The Dean of New Orleans Music
Allen Toussaint says he’d rather let his piano do the talking. Lucky for us.
Toussaint’s fingers have done the talking on song after song for more than 50 years, defining the modern-day New Orleans sound.
In 2013, Toussaint was awarded the National Medal of Arts in recognition of his influence in preserving and advancing the music of New Orleans.
During the first year of Music Inside Out, we produced three different hours that focused on Allen Toussaint’s work.
Striking A Chord With Allen Toussaint
Allen Toussaint has written, produced and arranged chart-topping hits for scores of artists. And lately, Toussaint has been performing his catalog more often around the world.
Check out his major chords. And the minor ones, too.
For half a century, New Orleans producer, arranger, and songwriter has given entertainers around the world something to sing about.
He’s written R&B, funk, jazz, rock and country. And he’s learned a few things along the way.
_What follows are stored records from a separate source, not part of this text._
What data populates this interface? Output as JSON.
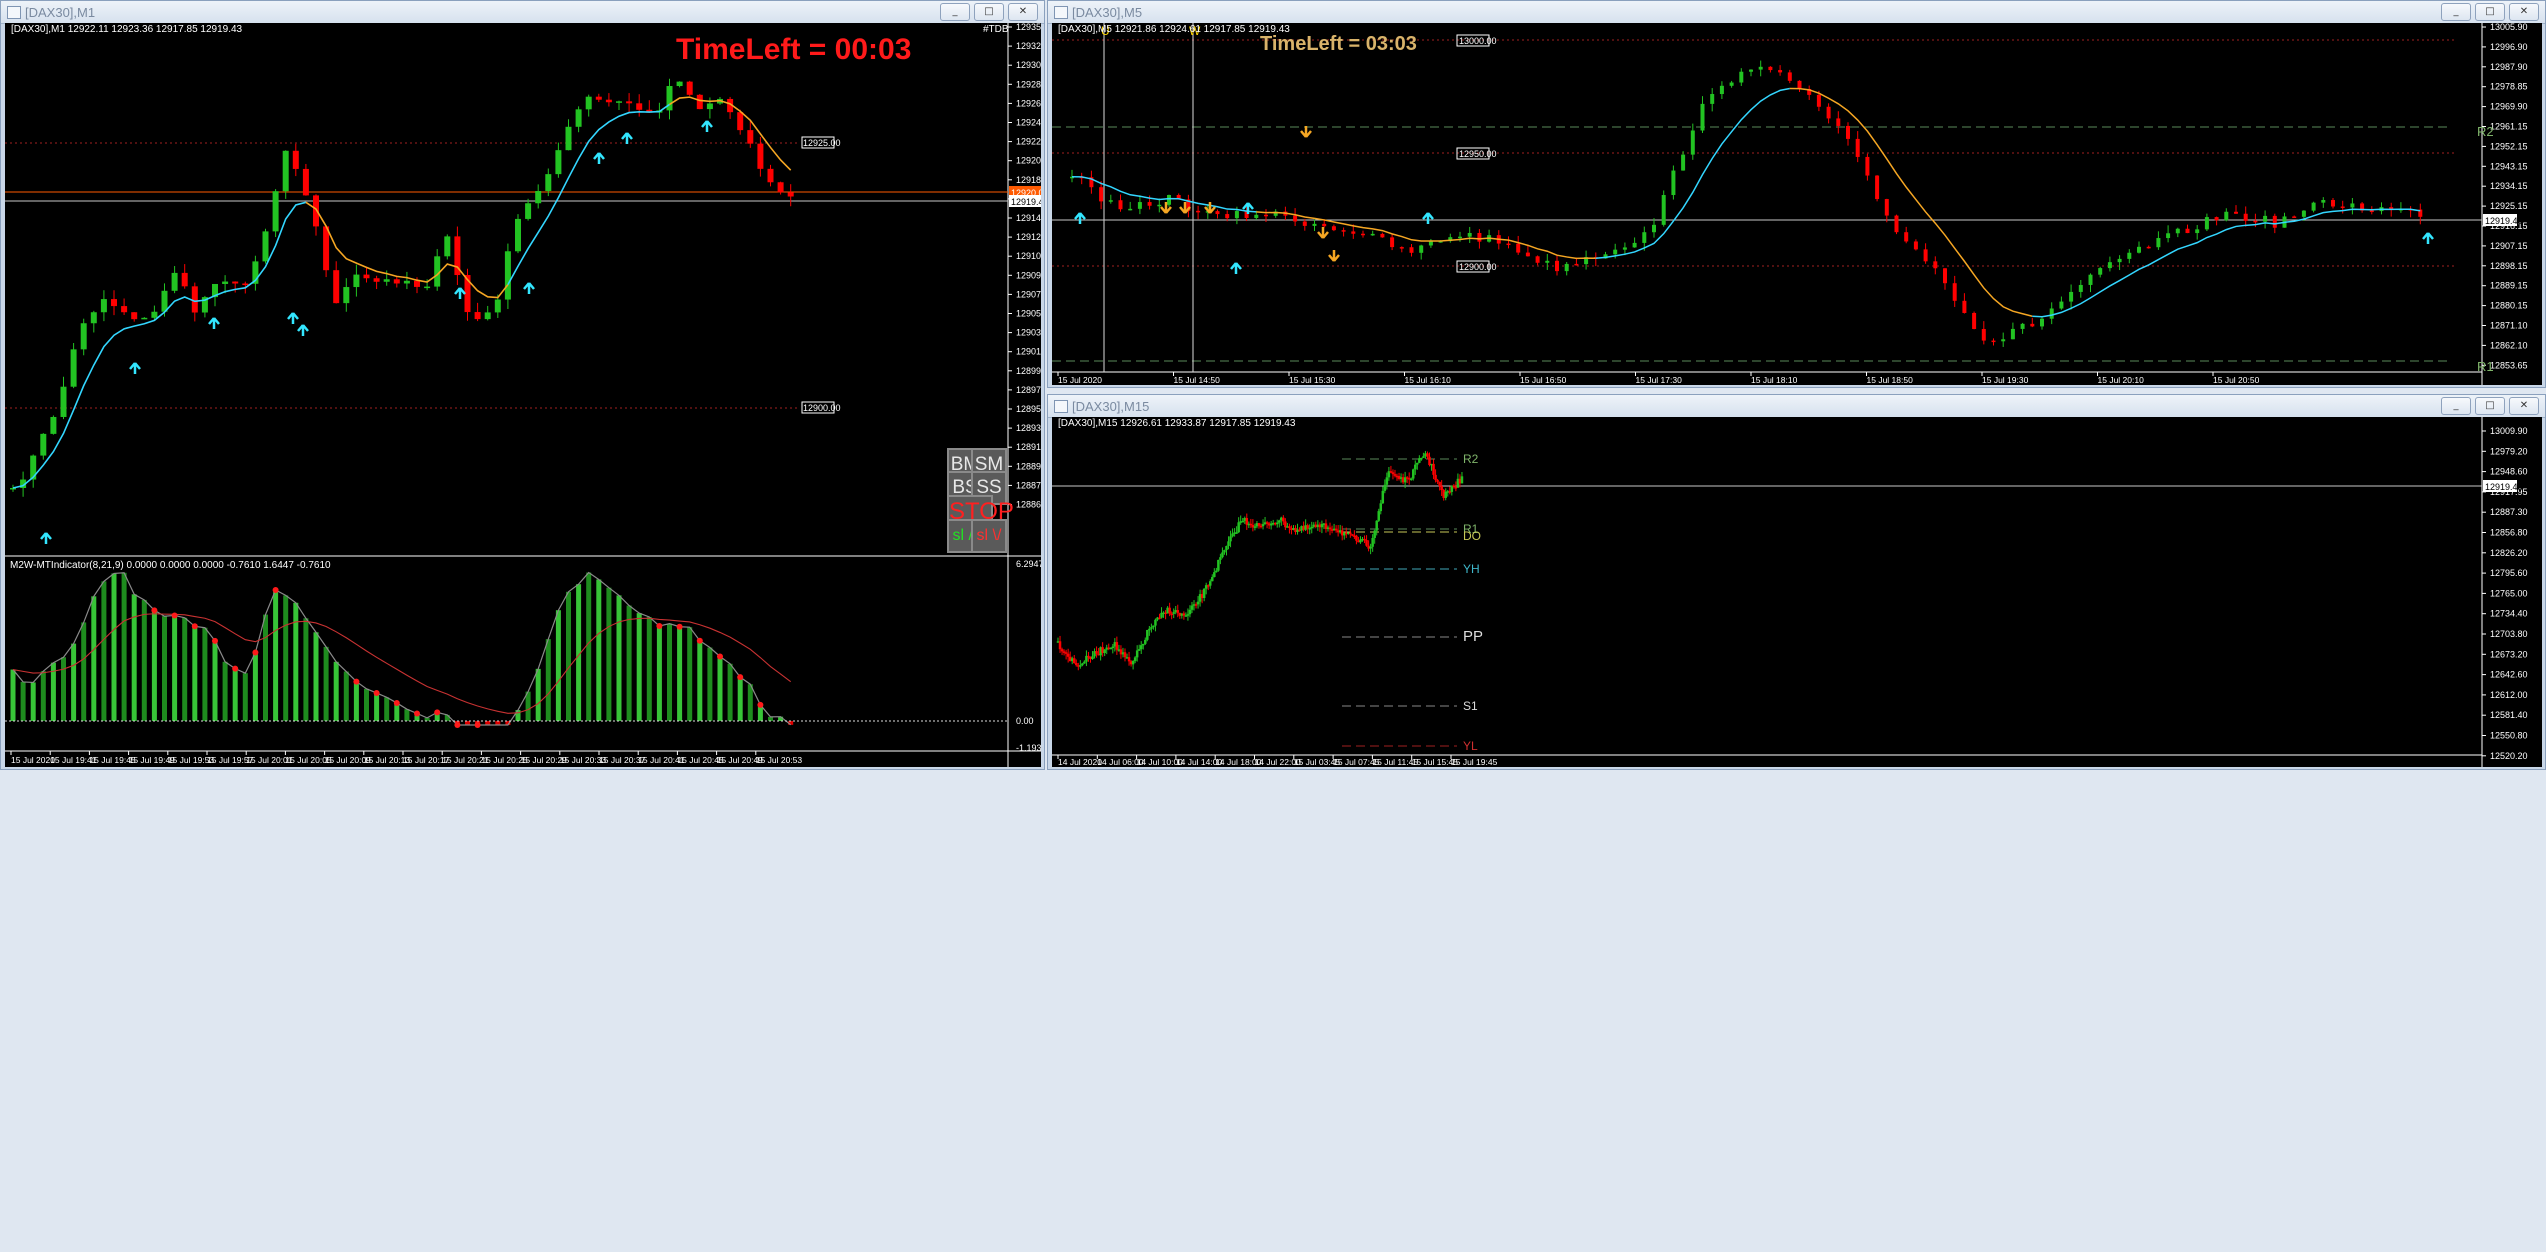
{
  "windows": {
    "m1": {
      "title": "[DAX30],M1",
      "info": "[DAX30],M1  12922.11 12923.36 12917.85 12919.43",
      "timeleft": "TimeLeft = 00:03",
      "tag": "#TDB",
      "price_labels": [
        "12935.85",
        "12932.05",
        "12930.10",
        "12928.20",
        "12926.30",
        "12924.35",
        "12922.45",
        "12920.55",
        "12918.60",
        "12916.70",
        "12914.80",
        "12912.85",
        "12910.95",
        "12909.05",
        "12907.10",
        "12905.20",
        "12903.30",
        "12901.35",
        "12899.45",
        "12897.55",
        "12895.60",
        "12893.70",
        "12891.80",
        "12889.85",
        "12887.95",
        "12886.05"
      ],
      "current_price": "12919.43",
      "current_price2": "12920.03",
      "level_upper": "12925.00",
      "level_lower": "12900.00",
      "time_labels": [
        "15 Jul 2020",
        "15 Jul 19:41",
        "15 Jul 19:45",
        "15 Jul 19:49",
        "15 Jul 19:53",
        "15 Jul 19:57",
        "15 Jul 20:01",
        "15 Jul 20:05",
        "15 Jul 20:09",
        "15 Jul 20:13",
        "15 Jul 20:17",
        "15 Jul 20:21",
        "15 Jul 20:25",
        "15 Jul 20:29",
        "15 Jul 20:33",
        "15 Jul 20:37",
        "15 Jul 20:41",
        "15 Jul 20:45",
        "15 Jul 20:49",
        "15 Jul 20:53"
      ],
      "indicator_title": "M2W-MTIndicator(8,21,9) 0.0000 0.0000 0.0000 -0.7610 1.6447 -0.7610",
      "indicator_scale": [
        "6.2947",
        "0.00",
        "-1.1935"
      ],
      "panel_buttons": [
        "BM",
        "SM",
        "BS",
        "SS",
        "STOP",
        "sl /\\",
        "sl \\/"
      ]
    },
    "m5": {
      "title": "[DAX30],M5",
      "info": "[DAX30],M5  12921.86 12924.61 12917.85 12919.43",
      "timeleft": "TimeLeft = 03:03",
      "markers": [
        "U",
        "W"
      ],
      "price_labels": [
        "13005.90",
        "12996.90",
        "12987.90",
        "12978.85",
        "12969.90",
        "12961.15",
        "12952.15",
        "12943.15",
        "12934.15",
        "12925.15",
        "12916.15",
        "12907.15",
        "12898.15",
        "12889.15",
        "12880.15",
        "12871.10",
        "12862.10",
        "12853.65"
      ],
      "current_price": "12919.43",
      "levels": [
        "13000.00",
        "12950.00",
        "12900.00"
      ],
      "pivot_labels": [
        "R2",
        "R1"
      ],
      "time_labels": [
        "15 Jul 2020",
        "15 Jul 14:50",
        "15 Jul 15:30",
        "15 Jul 16:10",
        "15 Jul 16:50",
        "15 Jul 17:30",
        "15 Jul 18:10",
        "15 Jul 18:50",
        "15 Jul 19:30",
        "15 Jul 20:10",
        "15 Jul 20:50"
      ]
    },
    "m15": {
      "title": "[DAX30],M15",
      "info": "[DAX30],M15  12926.61 12933.87 12917.85 12919.43",
      "price_labels": [
        "13009.90",
        "12979.20",
        "12948.60",
        "12917.95",
        "12887.30",
        "12856.80",
        "12826.20",
        "12795.60",
        "12765.00",
        "12734.40",
        "12703.80",
        "12673.20",
        "12642.60",
        "12612.00",
        "12581.40",
        "12550.80",
        "12520.20"
      ],
      "current_price": "12919.43",
      "pivot_labels": [
        "R2",
        "R1",
        "DO",
        "YH",
        "PP",
        "S1",
        "YL"
      ],
      "time_labels": [
        "14 Jul 2020",
        "14 Jul 06:00",
        "14 Jul 10:00",
        "14 Jul 14:00",
        "14 Jul 18:00",
        "14 Jul 22:00",
        "15 Jul 03:45",
        "15 Jul 07:45",
        "15 Jul 11:45",
        "15 Jul 15:45",
        "15 Jul 19:45"
      ]
    }
  },
  "window_buttons": [
    "_",
    "□",
    "✕"
  ],
  "colors": {
    "bull": "#22c322",
    "bear": "#ff0000",
    "ma_up": "#33d6ff",
    "ma_down": "#f5a623",
    "timeleft_m1": "#ff1a1a",
    "timeleft_m5": "#d9b36a"
  }
}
Toussaint shares his creative insights with Music Inside Out. Lesson Number One: The artist is king… or queen.
“The song is totally secondary,” he tells Gwen Thompkins. “And whatever musicians I put behind them and the atmosphere that I set up is to put them in an atmosphere where they can be most creative, and feel wonderful about themselves and deliver that.”
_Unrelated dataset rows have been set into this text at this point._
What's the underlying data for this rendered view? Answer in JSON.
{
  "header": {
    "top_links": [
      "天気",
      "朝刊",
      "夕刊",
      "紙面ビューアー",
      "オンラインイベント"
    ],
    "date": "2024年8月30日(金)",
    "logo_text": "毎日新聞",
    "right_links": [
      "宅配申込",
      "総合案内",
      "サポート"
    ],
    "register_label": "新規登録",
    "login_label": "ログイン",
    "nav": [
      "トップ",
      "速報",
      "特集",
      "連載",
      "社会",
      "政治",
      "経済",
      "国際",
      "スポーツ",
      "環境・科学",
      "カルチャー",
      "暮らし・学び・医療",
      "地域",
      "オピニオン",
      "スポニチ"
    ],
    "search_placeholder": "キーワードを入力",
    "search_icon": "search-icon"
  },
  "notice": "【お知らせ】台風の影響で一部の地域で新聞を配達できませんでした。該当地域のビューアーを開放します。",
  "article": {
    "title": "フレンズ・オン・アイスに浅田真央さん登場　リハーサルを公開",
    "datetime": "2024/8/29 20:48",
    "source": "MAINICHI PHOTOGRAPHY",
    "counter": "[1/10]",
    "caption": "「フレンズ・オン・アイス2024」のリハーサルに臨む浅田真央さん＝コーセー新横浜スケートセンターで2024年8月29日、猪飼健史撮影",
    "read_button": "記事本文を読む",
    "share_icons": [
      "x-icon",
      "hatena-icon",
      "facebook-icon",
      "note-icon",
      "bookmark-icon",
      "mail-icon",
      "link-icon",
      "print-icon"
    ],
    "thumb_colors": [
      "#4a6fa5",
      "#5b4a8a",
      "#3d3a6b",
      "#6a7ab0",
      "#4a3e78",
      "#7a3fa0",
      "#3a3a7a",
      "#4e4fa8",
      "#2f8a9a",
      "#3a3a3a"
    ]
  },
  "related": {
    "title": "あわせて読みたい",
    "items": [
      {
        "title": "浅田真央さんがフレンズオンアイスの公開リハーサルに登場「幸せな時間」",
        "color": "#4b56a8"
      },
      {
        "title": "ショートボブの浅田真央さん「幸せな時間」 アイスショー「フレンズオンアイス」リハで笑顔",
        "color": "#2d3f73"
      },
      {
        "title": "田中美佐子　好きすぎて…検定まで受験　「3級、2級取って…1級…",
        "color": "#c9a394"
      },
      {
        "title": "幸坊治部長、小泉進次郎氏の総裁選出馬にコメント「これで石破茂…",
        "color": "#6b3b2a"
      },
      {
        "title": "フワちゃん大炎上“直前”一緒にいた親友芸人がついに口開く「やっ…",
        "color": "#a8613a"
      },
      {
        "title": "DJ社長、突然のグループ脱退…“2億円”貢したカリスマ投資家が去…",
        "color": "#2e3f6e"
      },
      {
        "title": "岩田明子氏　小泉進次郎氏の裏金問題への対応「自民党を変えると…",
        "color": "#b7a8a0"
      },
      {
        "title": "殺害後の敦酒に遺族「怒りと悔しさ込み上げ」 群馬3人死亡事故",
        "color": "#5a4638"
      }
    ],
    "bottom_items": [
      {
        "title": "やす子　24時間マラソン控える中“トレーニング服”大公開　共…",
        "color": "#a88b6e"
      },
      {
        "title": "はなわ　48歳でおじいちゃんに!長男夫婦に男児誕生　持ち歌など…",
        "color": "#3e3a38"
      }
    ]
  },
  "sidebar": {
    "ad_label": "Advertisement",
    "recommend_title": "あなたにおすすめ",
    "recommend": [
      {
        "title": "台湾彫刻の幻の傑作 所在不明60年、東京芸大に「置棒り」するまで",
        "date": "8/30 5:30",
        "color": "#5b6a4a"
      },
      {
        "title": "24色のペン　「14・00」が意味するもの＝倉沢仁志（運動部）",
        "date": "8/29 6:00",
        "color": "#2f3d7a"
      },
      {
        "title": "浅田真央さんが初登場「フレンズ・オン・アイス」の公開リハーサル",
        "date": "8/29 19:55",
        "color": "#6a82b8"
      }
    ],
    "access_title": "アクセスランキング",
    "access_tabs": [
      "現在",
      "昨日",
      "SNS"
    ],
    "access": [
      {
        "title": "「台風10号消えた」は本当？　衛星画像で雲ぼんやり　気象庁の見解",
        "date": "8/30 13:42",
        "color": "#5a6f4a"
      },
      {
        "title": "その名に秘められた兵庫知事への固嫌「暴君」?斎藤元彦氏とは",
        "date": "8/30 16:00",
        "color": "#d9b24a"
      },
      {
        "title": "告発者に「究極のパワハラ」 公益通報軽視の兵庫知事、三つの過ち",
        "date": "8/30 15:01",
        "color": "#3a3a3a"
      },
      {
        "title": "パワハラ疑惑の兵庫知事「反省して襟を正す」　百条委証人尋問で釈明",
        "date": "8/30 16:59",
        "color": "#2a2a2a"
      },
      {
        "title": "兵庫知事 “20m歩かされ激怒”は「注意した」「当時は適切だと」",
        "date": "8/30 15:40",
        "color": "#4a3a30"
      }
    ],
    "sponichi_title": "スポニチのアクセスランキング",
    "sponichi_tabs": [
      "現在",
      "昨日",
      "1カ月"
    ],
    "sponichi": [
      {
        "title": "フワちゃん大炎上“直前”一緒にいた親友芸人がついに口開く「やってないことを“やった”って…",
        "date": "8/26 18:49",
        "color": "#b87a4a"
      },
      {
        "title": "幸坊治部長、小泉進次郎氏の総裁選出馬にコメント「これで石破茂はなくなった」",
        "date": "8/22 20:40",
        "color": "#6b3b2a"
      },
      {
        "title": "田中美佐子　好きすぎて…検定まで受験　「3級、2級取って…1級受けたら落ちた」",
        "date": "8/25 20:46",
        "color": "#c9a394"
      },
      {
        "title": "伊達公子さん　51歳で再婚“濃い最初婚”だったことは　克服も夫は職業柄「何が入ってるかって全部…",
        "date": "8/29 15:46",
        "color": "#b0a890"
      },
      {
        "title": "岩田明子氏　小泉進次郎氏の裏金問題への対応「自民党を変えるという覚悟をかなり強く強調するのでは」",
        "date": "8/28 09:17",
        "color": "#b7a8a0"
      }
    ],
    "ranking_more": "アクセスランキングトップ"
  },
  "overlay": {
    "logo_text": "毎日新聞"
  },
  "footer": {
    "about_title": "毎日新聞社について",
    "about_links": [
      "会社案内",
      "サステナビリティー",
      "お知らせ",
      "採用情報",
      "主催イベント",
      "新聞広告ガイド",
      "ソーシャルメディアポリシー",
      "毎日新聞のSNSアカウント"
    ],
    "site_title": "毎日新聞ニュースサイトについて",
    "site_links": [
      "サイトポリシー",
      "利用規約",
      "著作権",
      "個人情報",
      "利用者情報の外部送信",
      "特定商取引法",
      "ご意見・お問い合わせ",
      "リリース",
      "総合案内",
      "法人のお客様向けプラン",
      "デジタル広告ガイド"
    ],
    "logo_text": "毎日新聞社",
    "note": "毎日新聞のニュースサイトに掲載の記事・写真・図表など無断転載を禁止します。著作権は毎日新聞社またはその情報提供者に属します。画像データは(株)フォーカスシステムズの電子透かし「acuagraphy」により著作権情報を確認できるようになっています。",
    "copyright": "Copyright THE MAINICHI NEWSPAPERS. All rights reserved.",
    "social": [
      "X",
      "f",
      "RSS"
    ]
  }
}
He says he wants to hear his collaborators soar. And they do.
The National Medal of Arts
Allen Toussaint received the National Medal of Arts on 10 July 2013 in a ceremony at the White House. The medal is the United States government’s highest award for artists and patrons of the arts.
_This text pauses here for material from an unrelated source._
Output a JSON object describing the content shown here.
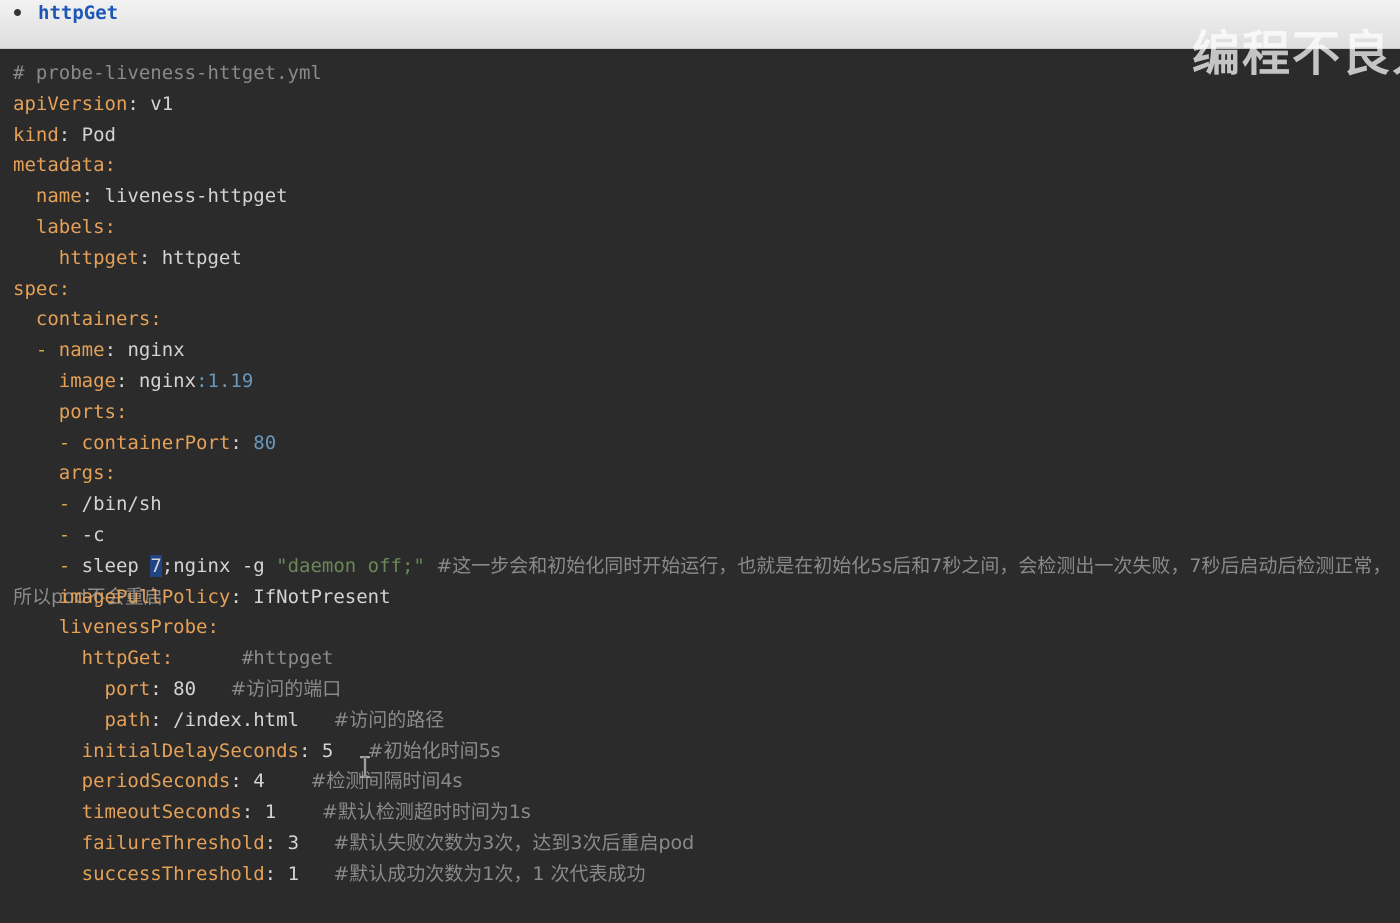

Toussaint was cited for “his contributions as a composer, producer and performer. Born and raised in New Orleans, Mr. Toussaint has built a legendary career alongside America’s finest musicians, sustaining his city’s rich tradition of rhythm and blues, and lifting it to the national stage.”
Today, we’re jumping at the chance to celebrate the artist and his work. Gwen spoke with Allen Toussaint at his home, at his piano.